How corporates keep their hands clean
Despite spectacular leaks of documents detailing the scale of the use of tax havens in the past couple of years, there appears to be little will on the part of governments to crack down on the secrecy they offer companies, wealthy individuals and criminal
there is growing concern at the toll which tax havens are taking on economies, government budgets and inequality worldwide as recent research shows they may conceal the equivalent of 10% of global output and nearly a third of the wealth of individuals with a net worth of more than $45m.
The estimates may be conservative. At least 366 companies in the Global Fortune 500 index operate one or more subsidiaries in tax haven countries, according to a 2017 report by the Institute on Taxation and Economic Policy, a Washington-based think tank.
The size of assets held in these tax havens could amount to more than $21tr. Analysis from researchers in Denmark and the US showed that just 11 tax havens absorbed $616bn in corporate profits last year alone, as companies used legal loopholes to move money away from more costly domestic tax regimes.
The impact of tax evasion is most severe on developing countries with widespread poverty. French economist
Gabriel Zucman has calculated that 30% of the wealth in Africa is hidden offshore – which works out to about $14bn in lost tax revenues.
But despite spectacular leaks of documents detailing the scale of the abuse, there appears to be little will on the part of governments to crack down on the secrecy they offer companies, wealthy individuals and criminals.
In December last year, soon after the release of the so-called “Paradise Papers”, the European Union named and shamed 17 countries in its first tax haven blacklist and put
47 on notice. However, member states failed to agree on sanctions for any of the offenders and international advocacy group Tax
Justice Network described the list as a “toothless whitewash”.
One of the issues which the

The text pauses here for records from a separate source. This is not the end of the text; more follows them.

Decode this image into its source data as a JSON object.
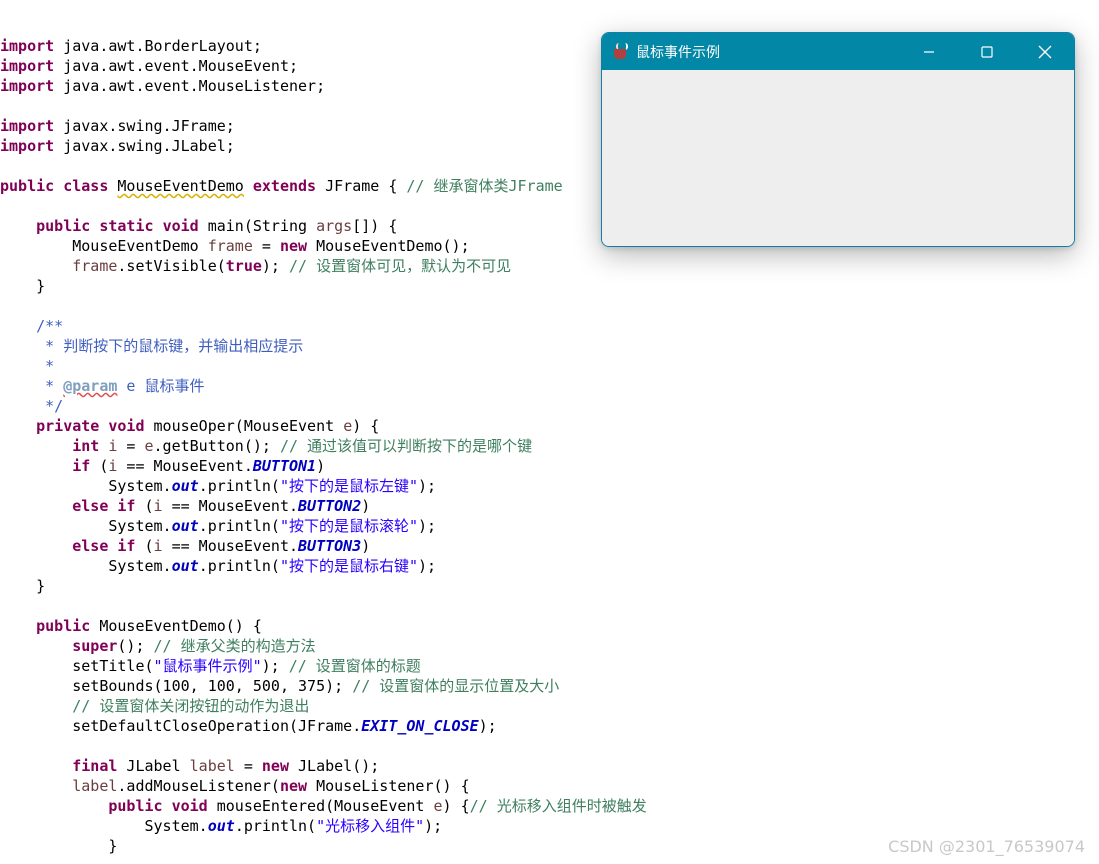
{
  "window": {
    "title": "鼠标事件示例",
    "icon": "java-cup-icon",
    "buttons": [
      "minimize-icon",
      "maximize-icon",
      "close-icon"
    ],
    "accent": "#0287a7"
  },
  "code": [
    [
      {
        "t": "kw",
        "v": "import"
      },
      {
        "t": "plain",
        "v": " java.awt.BorderLayout;"
      }
    ],
    [
      {
        "t": "kw",
        "v": "import"
      },
      {
        "t": "plain",
        "v": " java.awt.event.MouseEvent;"
      }
    ],
    [
      {
        "t": "kw",
        "v": "import"
      },
      {
        "t": "plain",
        "v": " java.awt.event.MouseListener;"
      }
    ],
    [],
    [
      {
        "t": "kw",
        "v": "import"
      },
      {
        "t": "plain",
        "v": " javax.swing.JFrame;"
      }
    ],
    [
      {
        "t": "kw",
        "v": "import"
      },
      {
        "t": "plain",
        "v": " javax.swing.JLabel;"
      }
    ],
    [],
    [
      {
        "t": "kw",
        "v": "public"
      },
      {
        "t": "plain",
        "v": " "
      },
      {
        "t": "kw",
        "v": "class"
      },
      {
        "t": "plain",
        "v": " "
      },
      {
        "t": "squig",
        "v": "MouseEventDemo"
      },
      {
        "t": "plain",
        "v": " "
      },
      {
        "t": "kw",
        "v": "extends"
      },
      {
        "t": "plain",
        "v": " JFrame { "
      },
      {
        "t": "cm",
        "v": "// 继承窗体类JFrame"
      }
    ],
    [],
    [
      {
        "t": "plain",
        "v": "    "
      },
      {
        "t": "kw",
        "v": "public"
      },
      {
        "t": "plain",
        "v": " "
      },
      {
        "t": "kw",
        "v": "static"
      },
      {
        "t": "plain",
        "v": " "
      },
      {
        "t": "kw",
        "v": "void"
      },
      {
        "t": "plain",
        "v": " main(String "
      },
      {
        "t": "var",
        "v": "args"
      },
      {
        "t": "plain",
        "v": "[]) {"
      }
    ],
    [
      {
        "t": "plain",
        "v": "        MouseEventDemo "
      },
      {
        "t": "var",
        "v": "frame"
      },
      {
        "t": "plain",
        "v": " = "
      },
      {
        "t": "kw",
        "v": "new"
      },
      {
        "t": "plain",
        "v": " MouseEventDemo();"
      }
    ],
    [
      {
        "t": "plain",
        "v": "        "
      },
      {
        "t": "var",
        "v": "frame"
      },
      {
        "t": "plain",
        "v": ".setVisible("
      },
      {
        "t": "kw",
        "v": "true"
      },
      {
        "t": "plain",
        "v": "); "
      },
      {
        "t": "cm",
        "v": "// 设置窗体可见，默认为不可见"
      }
    ],
    [
      {
        "t": "plain",
        "v": "    }"
      }
    ],
    [],
    [
      {
        "t": "plain",
        "v": "    "
      },
      {
        "t": "jd",
        "v": "/**"
      }
    ],
    [
      {
        "t": "plain",
        "v": "     "
      },
      {
        "t": "jd",
        "v": "* 判断按下的鼠标键，并输出相应提示"
      }
    ],
    [
      {
        "t": "plain",
        "v": "     "
      },
      {
        "t": "jd",
        "v": "*"
      }
    ],
    [
      {
        "t": "plain",
        "v": "     "
      },
      {
        "t": "jd",
        "v": "* "
      },
      {
        "t": "jdtag",
        "v": "@param"
      },
      {
        "t": "jd",
        "v": " e 鼠标事件"
      }
    ],
    [
      {
        "t": "plain",
        "v": "     "
      },
      {
        "t": "jd",
        "v": "*/"
      }
    ],
    [
      {
        "t": "plain",
        "v": "    "
      },
      {
        "t": "kw",
        "v": "private"
      },
      {
        "t": "plain",
        "v": " "
      },
      {
        "t": "kw",
        "v": "void"
      },
      {
        "t": "plain",
        "v": " mouseOper(MouseEvent "
      },
      {
        "t": "var",
        "v": "e"
      },
      {
        "t": "plain",
        "v": ") {"
      }
    ],
    [
      {
        "t": "plain",
        "v": "        "
      },
      {
        "t": "kw",
        "v": "int"
      },
      {
        "t": "plain",
        "v": " "
      },
      {
        "t": "var",
        "v": "i"
      },
      {
        "t": "plain",
        "v": " = "
      },
      {
        "t": "var",
        "v": "e"
      },
      {
        "t": "plain",
        "v": ".getButton(); "
      },
      {
        "t": "cm",
        "v": "// 通过该值可以判断按下的是哪个键"
      }
    ],
    [
      {
        "t": "plain",
        "v": "        "
      },
      {
        "t": "kw",
        "v": "if"
      },
      {
        "t": "plain",
        "v": " ("
      },
      {
        "t": "var",
        "v": "i"
      },
      {
        "t": "plain",
        "v": " == MouseEvent."
      },
      {
        "t": "field",
        "v": "BUTTON1"
      },
      {
        "t": "plain",
        "v": ")"
      }
    ],
    [
      {
        "t": "plain",
        "v": "            System."
      },
      {
        "t": "field",
        "v": "out"
      },
      {
        "t": "plain",
        "v": ".println("
      },
      {
        "t": "str",
        "v": "\"按下的是鼠标左键\""
      },
      {
        "t": "plain",
        "v": ");"
      }
    ],
    [
      {
        "t": "plain",
        "v": "        "
      },
      {
        "t": "kw",
        "v": "else"
      },
      {
        "t": "plain",
        "v": " "
      },
      {
        "t": "kw",
        "v": "if"
      },
      {
        "t": "plain",
        "v": " ("
      },
      {
        "t": "var",
        "v": "i"
      },
      {
        "t": "plain",
        "v": " == MouseEvent."
      },
      {
        "t": "field",
        "v": "BUTTON2"
      },
      {
        "t": "plain",
        "v": ")"
      }
    ],
    [
      {
        "t": "plain",
        "v": "            System."
      },
      {
        "t": "field",
        "v": "out"
      },
      {
        "t": "plain",
        "v": ".println("
      },
      {
        "t": "str",
        "v": "\"按下的是鼠标滚轮\""
      },
      {
        "t": "plain",
        "v": ");"
      }
    ],
    [
      {
        "t": "plain",
        "v": "        "
      },
      {
        "t": "kw",
        "v": "else"
      },
      {
        "t": "plain",
        "v": " "
      },
      {
        "t": "kw",
        "v": "if"
      },
      {
        "t": "plain",
        "v": " ("
      },
      {
        "t": "var",
        "v": "i"
      },
      {
        "t": "plain",
        "v": " == MouseEvent."
      },
      {
        "t": "field",
        "v": "BUTTON3"
      },
      {
        "t": "plain",
        "v": ")"
      }
    ],
    [
      {
        "t": "plain",
        "v": "            System."
      },
      {
        "t": "field",
        "v": "out"
      },
      {
        "t": "plain",
        "v": ".println("
      },
      {
        "t": "str",
        "v": "\"按下的是鼠标右键\""
      },
      {
        "t": "plain",
        "v": ");"
      }
    ],
    [
      {
        "t": "plain",
        "v": "    }"
      }
    ],
    [],
    [
      {
        "t": "plain",
        "v": "    "
      },
      {
        "t": "kw",
        "v": "public"
      },
      {
        "t": "plain",
        "v": " MouseEventDemo() {"
      }
    ],
    [
      {
        "t": "plain",
        "v": "        "
      },
      {
        "t": "kw",
        "v": "super"
      },
      {
        "t": "plain",
        "v": "(); "
      },
      {
        "t": "cm",
        "v": "// 继承父类的构造方法"
      }
    ],
    [
      {
        "t": "plain",
        "v": "        setTitle("
      },
      {
        "t": "str",
        "v": "\"鼠标事件示例\""
      },
      {
        "t": "plain",
        "v": "); "
      },
      {
        "t": "cm",
        "v": "// 设置窗体的标题"
      }
    ],
    [
      {
        "t": "plain",
        "v": "        setBounds(100, 100, 500, 375); "
      },
      {
        "t": "cm",
        "v": "// 设置窗体的显示位置及大小"
      }
    ],
    [
      {
        "t": "plain",
        "v": "        "
      },
      {
        "t": "cm",
        "v": "// 设置窗体关闭按钮的动作为退出"
      }
    ],
    [
      {
        "t": "plain",
        "v": "        setDefaultCloseOperation(JFrame."
      },
      {
        "t": "field",
        "v": "EXIT_ON_CLOSE"
      },
      {
        "t": "plain",
        "v": ");"
      }
    ],
    [],
    [
      {
        "t": "plain",
        "v": "        "
      },
      {
        "t": "kw",
        "v": "final"
      },
      {
        "t": "plain",
        "v": " JLabel "
      },
      {
        "t": "var",
        "v": "label"
      },
      {
        "t": "plain",
        "v": " = "
      },
      {
        "t": "kw",
        "v": "new"
      },
      {
        "t": "plain",
        "v": " JLabel();"
      }
    ],
    [
      {
        "t": "plain",
        "v": "        "
      },
      {
        "t": "var",
        "v": "label"
      },
      {
        "t": "plain",
        "v": ".addMouseListener("
      },
      {
        "t": "kw",
        "v": "new"
      },
      {
        "t": "plain",
        "v": " MouseListener() {"
      }
    ],
    [
      {
        "t": "plain",
        "v": "            "
      },
      {
        "t": "kw",
        "v": "public"
      },
      {
        "t": "plain",
        "v": " "
      },
      {
        "t": "kw",
        "v": "void"
      },
      {
        "t": "plain",
        "v": " mouseEntered(MouseEvent "
      },
      {
        "t": "var",
        "v": "e"
      },
      {
        "t": "plain",
        "v": ") {"
      },
      {
        "t": "cm",
        "v": "// 光标移入组件时被触发"
      }
    ],
    [
      {
        "t": "plain",
        "v": "                System."
      },
      {
        "t": "field",
        "v": "out"
      },
      {
        "t": "plain",
        "v": ".println("
      },
      {
        "t": "str",
        "v": "\"光标移入组件\""
      },
      {
        "t": "plain",
        "v": ");"
      }
    ],
    [
      {
        "t": "plain",
        "v": "            }"
      }
    ]
  ],
  "watermark": "CSDN @2301_76539074"
}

EU faces is that a number of its own members – including Ireland,
Malta, Cyprus, Luxembourg and the Netherlands – are also involved. None of them were blacklisted and critics pointed out that the bloc had only picked on smaller countries.

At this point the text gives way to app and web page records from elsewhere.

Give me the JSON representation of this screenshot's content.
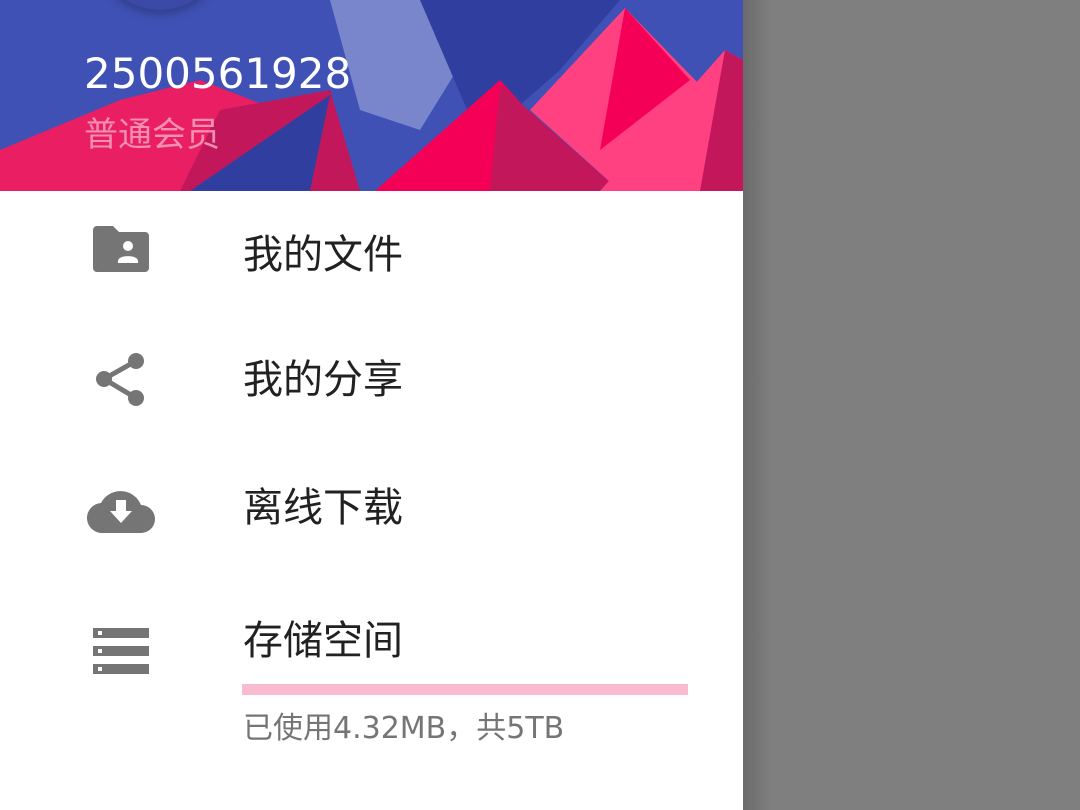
{
  "header": {
    "user_id": "2500561928",
    "membership": "普通会员"
  },
  "menu": {
    "items": [
      {
        "label": "我的文件",
        "icon": "folder-shared-icon"
      },
      {
        "label": "我的分享",
        "icon": "share-icon"
      },
      {
        "label": "离线下载",
        "icon": "cloud-download-icon"
      },
      {
        "label": "存储空间",
        "icon": "storage-icon"
      }
    ]
  },
  "storage": {
    "usage_text": "已使用4.32MB，共5TB",
    "used_fraction": 1e-06
  },
  "colors": {
    "header_blue": "#3f51b5",
    "accent_pink": "#f48fb1",
    "icon_gray": "#757575",
    "scrim": "#7f7f7f"
  }
}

The UK came under fire last year after the release of the Paradise Papers, a set of 13.4m confidential electronic documents originating from legal firm Appleby, which were shared with the International Consortium of Investigative Journalists.

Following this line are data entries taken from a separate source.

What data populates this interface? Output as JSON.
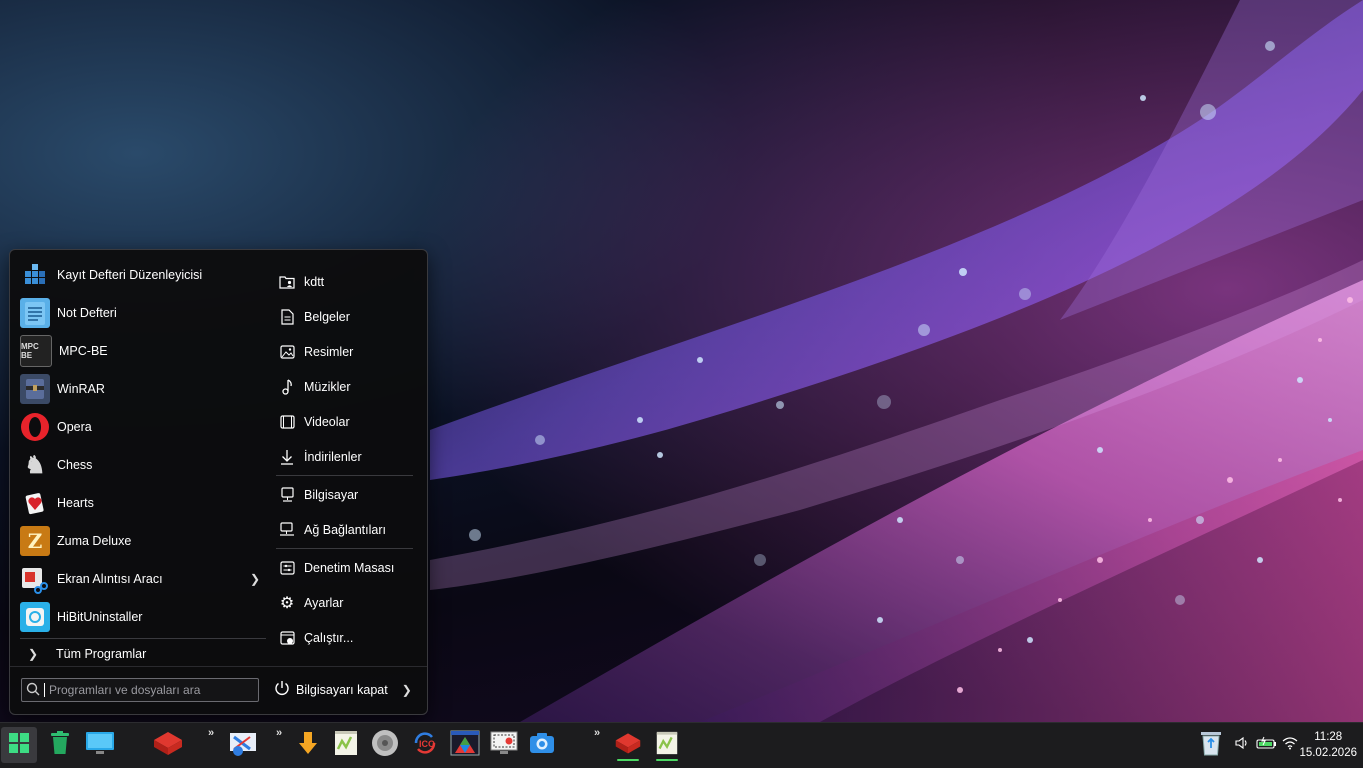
{
  "start_menu": {
    "programs": [
      {
        "label": "Kayıt Defteri Düzenleyicisi",
        "icon": "registry-editor-icon"
      },
      {
        "label": "Not Defteri",
        "icon": "notepad-icon"
      },
      {
        "label": "MPC-BE",
        "icon": "mpc-be-icon",
        "icon_text": "MPC BE"
      },
      {
        "label": "WinRAR",
        "icon": "winrar-icon"
      },
      {
        "label": "Opera",
        "icon": "opera-icon"
      },
      {
        "label": "Chess",
        "icon": "chess-icon"
      },
      {
        "label": "Hearts",
        "icon": "hearts-icon"
      },
      {
        "label": "Zuma Deluxe",
        "icon": "zuma-icon"
      },
      {
        "label": "Ekran Alıntısı Aracı",
        "icon": "snipping-tool-icon",
        "has_submenu": true
      },
      {
        "label": "HiBitUninstaller",
        "icon": "hibit-uninstaller-icon"
      }
    ],
    "all_programs_label": "Tüm Programlar",
    "search_placeholder": "Programları ve dosyaları ara",
    "places": [
      {
        "label": "kdtt",
        "icon": "user-folder-icon"
      },
      {
        "label": "Belgeler",
        "icon": "document-icon"
      },
      {
        "label": "Resimler",
        "icon": "picture-icon"
      },
      {
        "label": "Müzikler",
        "icon": "music-note-icon"
      },
      {
        "label": "Videolar",
        "icon": "film-icon"
      },
      {
        "label": "İndirilenler",
        "icon": "download-arrow-icon"
      },
      {
        "label": "Bilgisayar",
        "icon": "computer-icon"
      },
      {
        "label": "Ağ Bağlantıları",
        "icon": "network-icon"
      },
      {
        "label": "Denetim Masası",
        "icon": "control-panel-icon"
      },
      {
        "label": "Ayarlar",
        "icon": "gear-icon"
      },
      {
        "label": "Çalıştır...",
        "icon": "run-icon"
      }
    ],
    "shutdown_label": "Bilgisayarı kapat"
  },
  "taskbar": {
    "apps": [
      {
        "name": "start-button",
        "icon": "windows-logo-icon",
        "color": "#3ddc84"
      },
      {
        "name": "recycle-bin",
        "icon": "trash-icon",
        "color": "#2fbf71"
      },
      {
        "name": "desktop",
        "icon": "monitor-icon",
        "color": "#29a8e8"
      },
      {
        "name": "app-red",
        "icon": "red-cube-icon",
        "color": "#e0382f"
      },
      {
        "name": "control-panel",
        "icon": "control-panel-icon",
        "color": "#2f7de1"
      },
      {
        "name": "downloader",
        "icon": "download-arrow-icon",
        "color": "#f5a623"
      },
      {
        "name": "notepad-plus",
        "icon": "notepad-plus-icon",
        "color": "#8bc34a"
      },
      {
        "name": "audio",
        "icon": "speaker-icon",
        "color": "#c0c0c0"
      },
      {
        "name": "ico-convert",
        "icon": "ico-convert-icon",
        "color": "#e53935"
      },
      {
        "name": "color-app",
        "icon": "rgb-triangle-icon",
        "color": "#ffffff"
      },
      {
        "name": "screen-recorder",
        "icon": "screen-recorder-icon",
        "color": "#e53935"
      },
      {
        "name": "camera",
        "icon": "camera-icon",
        "color": "#2f8fe8"
      },
      {
        "name": "app-red-running",
        "icon": "red-cube-icon",
        "color": "#e0382f",
        "running": true
      },
      {
        "name": "notepad-plus-running",
        "icon": "notepad-plus-icon",
        "color": "#8bc34a",
        "running": true
      }
    ],
    "overflow_chevron": "»",
    "tray": {
      "recycle": "recycle-bin-icon",
      "volume": "volume-icon",
      "battery": "battery-icon",
      "wifi": "wifi-icon"
    },
    "clock": {
      "time": "11:28",
      "date": "15.02.2026"
    }
  }
}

That leak, which followed the release of the Panama Papers in 2016, showed that the UK’s tax havens were being used by figures like the Queen and Donald Trump’s
commerce secretary Wilbur Ross. UK Prime Minister Theresa May said afterwards that she wanted “greater transparency”, but would not commit to a public inquiry or agree to open registers for shell companies and secretive family trusts.
There are dozens of tax havens worldwide and estimates of their relative importance vary widely. The Financial Secrecy Index compiled by the Tax Justice Network and released in January identified Switzerland as the world’s biggest tax haven, followed by the US and the Cayman Islands.
According to Consultancy.uk analysis, Ireland is the biggest recipient of shifted corporate profits with $106bn, followed by the Caribbean with $97bn, Singapore with $70bn, Switzerland with $58bn and the Netherlands with $57bn.
There is new evidence that tax havens may also be protecting companies that are damaging the environment and contributing to global warming. Researchers from the Stockholm Resilience Centre discovered that more than two-thirds of the foreign capital invested in Brazil’s soy and beef sectors between 2000 and 2011 – which are associated with deforestation of the Amazon – came from corporate subsidiaries in tax havens.
In their report, released earlier this year, they also revealed that 70% of fishing vessels engaged in illegal, unreported or unregulated activity were registered in tax havens.
Analysts point out that making tax havens more transparent is an uphill task because of vested interests.
The Organisation for Economic Cooperation and Development – a group of mainly wealthy countries – has established a new framework of automatic information exchange, but one member, the US, has refused to routinely release information of foreigners with assets in the country.
One of the challenges is that for small countries, becoming a tax haven is a cheap and effective way of creating a profitable industry which boosts economic development. Mauritius is one example – according to estimates from the United Nations, $30bn to $60bn flows annually from Africa to the island group, which has a tax rate of 15%, but effective tax rate of 3%.
Soon after the release of the
so-called “Paradise Papers”,
the European Union named
and shamed 17 countries in its
first tax haven blacklist and
put 47 on notice.
Wilbur Ross US secretary of commerce
Gabriel Zucman French economist